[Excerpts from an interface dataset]
•••
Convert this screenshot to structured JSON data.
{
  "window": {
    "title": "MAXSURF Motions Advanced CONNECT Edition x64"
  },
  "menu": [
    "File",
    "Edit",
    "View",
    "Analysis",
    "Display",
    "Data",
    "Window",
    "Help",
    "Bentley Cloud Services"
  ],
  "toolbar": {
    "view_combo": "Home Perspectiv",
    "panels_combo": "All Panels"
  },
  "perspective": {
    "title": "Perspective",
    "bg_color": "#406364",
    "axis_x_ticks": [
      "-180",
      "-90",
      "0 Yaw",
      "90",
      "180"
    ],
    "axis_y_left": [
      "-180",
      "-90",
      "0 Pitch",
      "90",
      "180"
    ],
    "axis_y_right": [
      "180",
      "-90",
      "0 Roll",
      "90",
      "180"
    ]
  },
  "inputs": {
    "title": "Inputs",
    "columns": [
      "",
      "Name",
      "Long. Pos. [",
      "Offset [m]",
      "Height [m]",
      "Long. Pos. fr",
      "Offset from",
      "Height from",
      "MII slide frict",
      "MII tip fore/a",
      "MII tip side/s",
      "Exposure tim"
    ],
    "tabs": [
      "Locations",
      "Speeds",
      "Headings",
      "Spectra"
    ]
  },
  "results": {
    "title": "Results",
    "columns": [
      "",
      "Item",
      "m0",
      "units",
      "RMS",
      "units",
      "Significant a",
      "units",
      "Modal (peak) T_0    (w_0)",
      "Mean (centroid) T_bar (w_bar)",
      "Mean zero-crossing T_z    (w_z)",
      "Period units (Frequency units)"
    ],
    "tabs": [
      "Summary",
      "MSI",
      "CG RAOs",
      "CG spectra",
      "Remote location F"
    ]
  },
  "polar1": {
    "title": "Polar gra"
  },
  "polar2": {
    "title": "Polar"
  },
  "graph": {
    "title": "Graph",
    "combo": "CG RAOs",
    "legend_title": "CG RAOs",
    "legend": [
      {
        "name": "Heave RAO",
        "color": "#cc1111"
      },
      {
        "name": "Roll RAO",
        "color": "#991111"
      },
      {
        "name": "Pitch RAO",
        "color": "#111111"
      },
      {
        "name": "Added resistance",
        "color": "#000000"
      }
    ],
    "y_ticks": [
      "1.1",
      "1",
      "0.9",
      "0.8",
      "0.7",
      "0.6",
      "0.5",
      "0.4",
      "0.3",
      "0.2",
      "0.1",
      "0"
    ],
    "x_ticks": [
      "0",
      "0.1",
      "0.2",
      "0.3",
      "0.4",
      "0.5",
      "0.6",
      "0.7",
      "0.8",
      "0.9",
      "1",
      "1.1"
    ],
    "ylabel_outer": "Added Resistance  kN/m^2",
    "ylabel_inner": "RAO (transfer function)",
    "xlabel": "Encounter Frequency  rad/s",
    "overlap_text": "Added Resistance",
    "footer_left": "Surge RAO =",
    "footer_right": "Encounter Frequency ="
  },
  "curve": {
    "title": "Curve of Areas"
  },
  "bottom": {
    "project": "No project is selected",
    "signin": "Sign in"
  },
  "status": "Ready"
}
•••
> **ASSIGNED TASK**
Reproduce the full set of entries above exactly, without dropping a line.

> **EXERCISE OUTPUT**
Convert this screenshot to structured JSON data.
{
  "window": {
    "title": "MAXSURF Motions Advanced CONNECT Edition x64"
  },
  "menu": [
    "File",
    "Edit",
    "View",
    "Analysis",
    "Display",
    "Data",
    "Window",
    "Help",
    "Bentley Cloud Services"
  ],
  "toolbar": {
    "view_combo": "Home Perspectiv",
    "panels_combo": "All Panels"
  },
  "perspective": {
    "title": "Perspective",
    "bg_color": "#406364",
    "axis_x_ticks": [
      "-180",
      "-90",
      "0 Yaw",
      "90",
      "180"
    ],
    "axis_y_left": [
      "-180",
      "-90",
      "0 Pitch",
      "90",
      "180"
    ],
    "axis_y_right": [
      "180",
      "-90",
      "0 Roll",
      "90",
      "180"
    ]
  },
  "inputs": {
    "title": "Inputs",
    "columns": [
      "",
      "Name",
      "Long. Pos. [",
      "Offset [m]",
      "Height [m]",
      "Long. Pos. fr",
      "Offset from",
      "Height from",
      "MII slide frict",
      "MII tip fore/a",
      "MII tip side/s",
      "Exposure tim"
    ],
    "tabs": [
      "Locations",
      "Speeds",
      "Headings",
      "Spectra"
    ]
  },
  "results": {
    "title": "Results",
    "columns": [
      "",
      "Item",
      "m0",
      "units",
      "RMS",
      "units",
      "Significant a",
      "units",
      "Modal (peak) T_0    (w_0)",
      "Mean (centroid) T_bar (w_bar)",
      "Mean zero-crossing T_z    (w_z)",
      "Period units (Frequency units)"
    ],
    "tabs": [
      "Summary",
      "MSI",
      "CG RAOs",
      "CG spectra",
      "Remote location F"
    ]
  },
  "polar1": {
    "title": "Polar gra"
  },
  "polar2": {
    "title": "Polar"
  },
  "graph": {
    "title": "Graph",
    "combo": "CG RAOs",
    "legend_title": "CG RAOs",
    "legend": [
      {
        "name": "Heave RAO",
        "color": "#cc1111"
      },
      {
        "name": "Roll RAO",
        "color": "#991111"
      },
      {
        "name": "Pitch RAO",
        "color": "#111111"
      },
      {
        "name": "Added resistance",
        "color": "#000000"
      }
    ],
    "y_ticks": [
      "1.1",
      "1",
      "0.9",
      "0.8",
      "0.7",
      "0.6",
      "0.5",
      "0.4",
      "0.3",
      "0.2",
      "0.1",
      "0"
    ],
    "x_ticks": [
      "0",
      "0.1",
      "0.2",
      "0.3",
      "0.4",
      "0.5",
      "0.6",
      "0.7",
      "0.8",
      "0.9",
      "1",
      "1.1"
    ],
    "ylabel_outer": "Added Resistance  kN/m^2",
    "ylabel_inner": "RAO (transfer function)",
    "xlabel": "Encounter Frequency  rad/s",
    "overlap_text": "Added Resistance",
    "footer_left": "Surge RAO =",
    "footer_right": "Encounter Frequency ="
  },
  "curve": {
    "title": "Curve of Areas"
  },
  "bottom": {
    "project": "No project is selected",
    "signin": "Sign in"
  },
  "status": "Ready"
}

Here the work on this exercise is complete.